ASSIGNMENT -
Copy each line from the entries that the word "JSON" appears in.

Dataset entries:
---*---
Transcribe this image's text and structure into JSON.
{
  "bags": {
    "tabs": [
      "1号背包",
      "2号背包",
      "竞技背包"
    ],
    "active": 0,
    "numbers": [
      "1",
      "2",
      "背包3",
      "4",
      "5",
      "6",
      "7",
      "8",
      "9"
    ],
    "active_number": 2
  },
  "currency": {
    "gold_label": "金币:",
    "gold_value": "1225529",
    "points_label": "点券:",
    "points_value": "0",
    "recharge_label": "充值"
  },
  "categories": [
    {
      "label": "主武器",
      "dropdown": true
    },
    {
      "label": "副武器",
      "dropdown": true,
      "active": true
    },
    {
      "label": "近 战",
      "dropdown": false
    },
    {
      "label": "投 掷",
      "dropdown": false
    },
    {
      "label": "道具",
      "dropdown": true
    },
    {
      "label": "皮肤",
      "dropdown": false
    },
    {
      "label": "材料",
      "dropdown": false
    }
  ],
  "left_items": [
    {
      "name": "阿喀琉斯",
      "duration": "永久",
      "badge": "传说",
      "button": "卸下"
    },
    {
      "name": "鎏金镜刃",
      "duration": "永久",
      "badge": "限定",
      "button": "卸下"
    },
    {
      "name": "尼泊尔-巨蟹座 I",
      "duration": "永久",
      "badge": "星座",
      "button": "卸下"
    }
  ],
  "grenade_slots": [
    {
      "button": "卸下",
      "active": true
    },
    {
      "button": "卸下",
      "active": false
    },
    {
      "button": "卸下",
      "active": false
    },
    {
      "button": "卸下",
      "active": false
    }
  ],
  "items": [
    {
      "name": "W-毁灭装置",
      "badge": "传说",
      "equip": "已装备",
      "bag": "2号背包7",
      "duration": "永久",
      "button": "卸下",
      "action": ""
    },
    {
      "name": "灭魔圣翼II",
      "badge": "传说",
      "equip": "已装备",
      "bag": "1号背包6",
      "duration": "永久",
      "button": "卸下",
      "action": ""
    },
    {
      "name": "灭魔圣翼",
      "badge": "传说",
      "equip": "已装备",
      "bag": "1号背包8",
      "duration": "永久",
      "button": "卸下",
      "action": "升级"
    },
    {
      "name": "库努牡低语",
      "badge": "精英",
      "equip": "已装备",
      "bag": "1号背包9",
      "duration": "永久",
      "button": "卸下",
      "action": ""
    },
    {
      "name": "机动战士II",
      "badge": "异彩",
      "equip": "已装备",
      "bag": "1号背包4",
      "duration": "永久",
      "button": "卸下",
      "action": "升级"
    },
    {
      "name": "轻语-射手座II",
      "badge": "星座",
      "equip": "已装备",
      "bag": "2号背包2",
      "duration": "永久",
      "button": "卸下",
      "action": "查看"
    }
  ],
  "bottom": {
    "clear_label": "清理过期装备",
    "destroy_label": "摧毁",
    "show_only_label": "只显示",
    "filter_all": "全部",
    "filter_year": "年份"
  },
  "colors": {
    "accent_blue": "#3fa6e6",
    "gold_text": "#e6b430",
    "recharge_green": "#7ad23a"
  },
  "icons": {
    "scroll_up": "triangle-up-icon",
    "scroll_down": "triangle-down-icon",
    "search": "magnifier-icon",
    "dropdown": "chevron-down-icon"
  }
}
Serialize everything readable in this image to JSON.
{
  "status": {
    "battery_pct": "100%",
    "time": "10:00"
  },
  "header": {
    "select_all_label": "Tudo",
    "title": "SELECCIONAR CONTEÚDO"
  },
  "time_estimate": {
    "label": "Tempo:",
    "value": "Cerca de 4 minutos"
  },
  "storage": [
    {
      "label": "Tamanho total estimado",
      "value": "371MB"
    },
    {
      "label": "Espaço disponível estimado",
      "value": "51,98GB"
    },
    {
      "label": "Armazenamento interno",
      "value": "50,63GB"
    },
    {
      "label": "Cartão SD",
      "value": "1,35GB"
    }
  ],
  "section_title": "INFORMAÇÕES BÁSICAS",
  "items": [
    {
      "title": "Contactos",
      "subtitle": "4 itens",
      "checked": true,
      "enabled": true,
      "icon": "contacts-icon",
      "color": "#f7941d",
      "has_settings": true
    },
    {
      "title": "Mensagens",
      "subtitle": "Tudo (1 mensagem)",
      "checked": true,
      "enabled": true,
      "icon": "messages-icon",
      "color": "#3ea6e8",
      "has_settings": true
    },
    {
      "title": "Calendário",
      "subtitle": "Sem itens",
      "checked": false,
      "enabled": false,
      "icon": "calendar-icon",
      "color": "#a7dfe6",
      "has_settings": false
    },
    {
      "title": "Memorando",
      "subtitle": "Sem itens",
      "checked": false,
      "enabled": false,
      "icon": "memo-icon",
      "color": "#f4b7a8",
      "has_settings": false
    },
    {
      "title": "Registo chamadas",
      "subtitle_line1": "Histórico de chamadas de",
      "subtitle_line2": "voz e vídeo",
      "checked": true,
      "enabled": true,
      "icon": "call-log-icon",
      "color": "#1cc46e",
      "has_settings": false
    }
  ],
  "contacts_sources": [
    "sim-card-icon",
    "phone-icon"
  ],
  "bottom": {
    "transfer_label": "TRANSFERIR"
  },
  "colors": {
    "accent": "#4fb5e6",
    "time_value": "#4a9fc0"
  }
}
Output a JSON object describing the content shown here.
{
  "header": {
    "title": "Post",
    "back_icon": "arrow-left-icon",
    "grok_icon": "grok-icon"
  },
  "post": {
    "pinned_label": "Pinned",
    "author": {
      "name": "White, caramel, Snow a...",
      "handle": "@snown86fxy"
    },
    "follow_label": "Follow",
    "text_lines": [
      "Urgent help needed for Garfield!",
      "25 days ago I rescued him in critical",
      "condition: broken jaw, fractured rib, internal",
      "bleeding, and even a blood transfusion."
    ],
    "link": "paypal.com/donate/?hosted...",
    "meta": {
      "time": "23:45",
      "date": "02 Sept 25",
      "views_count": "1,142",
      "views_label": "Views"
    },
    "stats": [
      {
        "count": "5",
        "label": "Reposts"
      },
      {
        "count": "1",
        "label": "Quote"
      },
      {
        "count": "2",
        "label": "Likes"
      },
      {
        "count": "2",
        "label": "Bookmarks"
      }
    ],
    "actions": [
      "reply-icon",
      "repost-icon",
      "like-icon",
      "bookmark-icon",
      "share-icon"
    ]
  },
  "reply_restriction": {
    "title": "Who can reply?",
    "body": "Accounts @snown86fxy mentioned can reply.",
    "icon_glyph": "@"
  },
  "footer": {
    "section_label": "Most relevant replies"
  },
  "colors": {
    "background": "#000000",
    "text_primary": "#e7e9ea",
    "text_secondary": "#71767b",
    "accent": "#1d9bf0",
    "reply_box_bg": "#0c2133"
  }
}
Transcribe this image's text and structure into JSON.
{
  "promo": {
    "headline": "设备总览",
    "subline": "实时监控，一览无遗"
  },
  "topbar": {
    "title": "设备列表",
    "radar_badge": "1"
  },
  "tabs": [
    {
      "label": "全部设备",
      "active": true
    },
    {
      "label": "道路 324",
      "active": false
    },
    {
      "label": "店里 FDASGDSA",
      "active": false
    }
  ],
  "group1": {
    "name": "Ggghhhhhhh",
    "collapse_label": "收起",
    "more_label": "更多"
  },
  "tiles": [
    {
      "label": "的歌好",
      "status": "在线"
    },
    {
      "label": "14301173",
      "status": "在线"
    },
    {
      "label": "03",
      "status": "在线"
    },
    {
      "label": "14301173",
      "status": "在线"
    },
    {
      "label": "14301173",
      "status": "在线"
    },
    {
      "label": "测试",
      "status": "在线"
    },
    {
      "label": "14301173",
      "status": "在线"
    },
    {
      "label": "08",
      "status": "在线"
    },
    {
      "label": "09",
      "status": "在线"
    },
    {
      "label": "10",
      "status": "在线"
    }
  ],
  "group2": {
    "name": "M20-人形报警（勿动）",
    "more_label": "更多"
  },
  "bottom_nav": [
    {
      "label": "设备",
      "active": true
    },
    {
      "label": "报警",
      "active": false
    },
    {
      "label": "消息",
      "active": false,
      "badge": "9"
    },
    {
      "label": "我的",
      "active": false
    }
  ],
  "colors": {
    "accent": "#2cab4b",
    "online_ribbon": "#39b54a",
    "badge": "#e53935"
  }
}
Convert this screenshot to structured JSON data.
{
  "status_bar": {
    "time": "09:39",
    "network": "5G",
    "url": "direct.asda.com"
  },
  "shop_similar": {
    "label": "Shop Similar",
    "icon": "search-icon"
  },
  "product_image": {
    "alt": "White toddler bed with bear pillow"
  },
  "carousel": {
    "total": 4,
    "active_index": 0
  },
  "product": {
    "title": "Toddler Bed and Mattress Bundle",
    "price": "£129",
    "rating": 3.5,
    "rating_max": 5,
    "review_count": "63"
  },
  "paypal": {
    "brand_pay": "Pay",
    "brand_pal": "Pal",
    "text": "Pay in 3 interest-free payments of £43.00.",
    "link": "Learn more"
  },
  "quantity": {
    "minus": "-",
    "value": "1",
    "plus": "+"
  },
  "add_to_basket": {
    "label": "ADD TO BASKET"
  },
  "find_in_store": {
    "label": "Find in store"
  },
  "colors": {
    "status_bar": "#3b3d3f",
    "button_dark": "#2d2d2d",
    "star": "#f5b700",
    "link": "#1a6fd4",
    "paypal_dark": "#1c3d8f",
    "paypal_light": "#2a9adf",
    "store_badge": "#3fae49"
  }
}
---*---
OUTPUT FOR THIS TASK -
Transcribe this image's text and structure into JSON.
Serialize everything readable in this image to JSON.
Output a JSON object describing the content shown here.
Transcribe this image's text and structure into JSON.
Convert this screenshot to structured JSON data.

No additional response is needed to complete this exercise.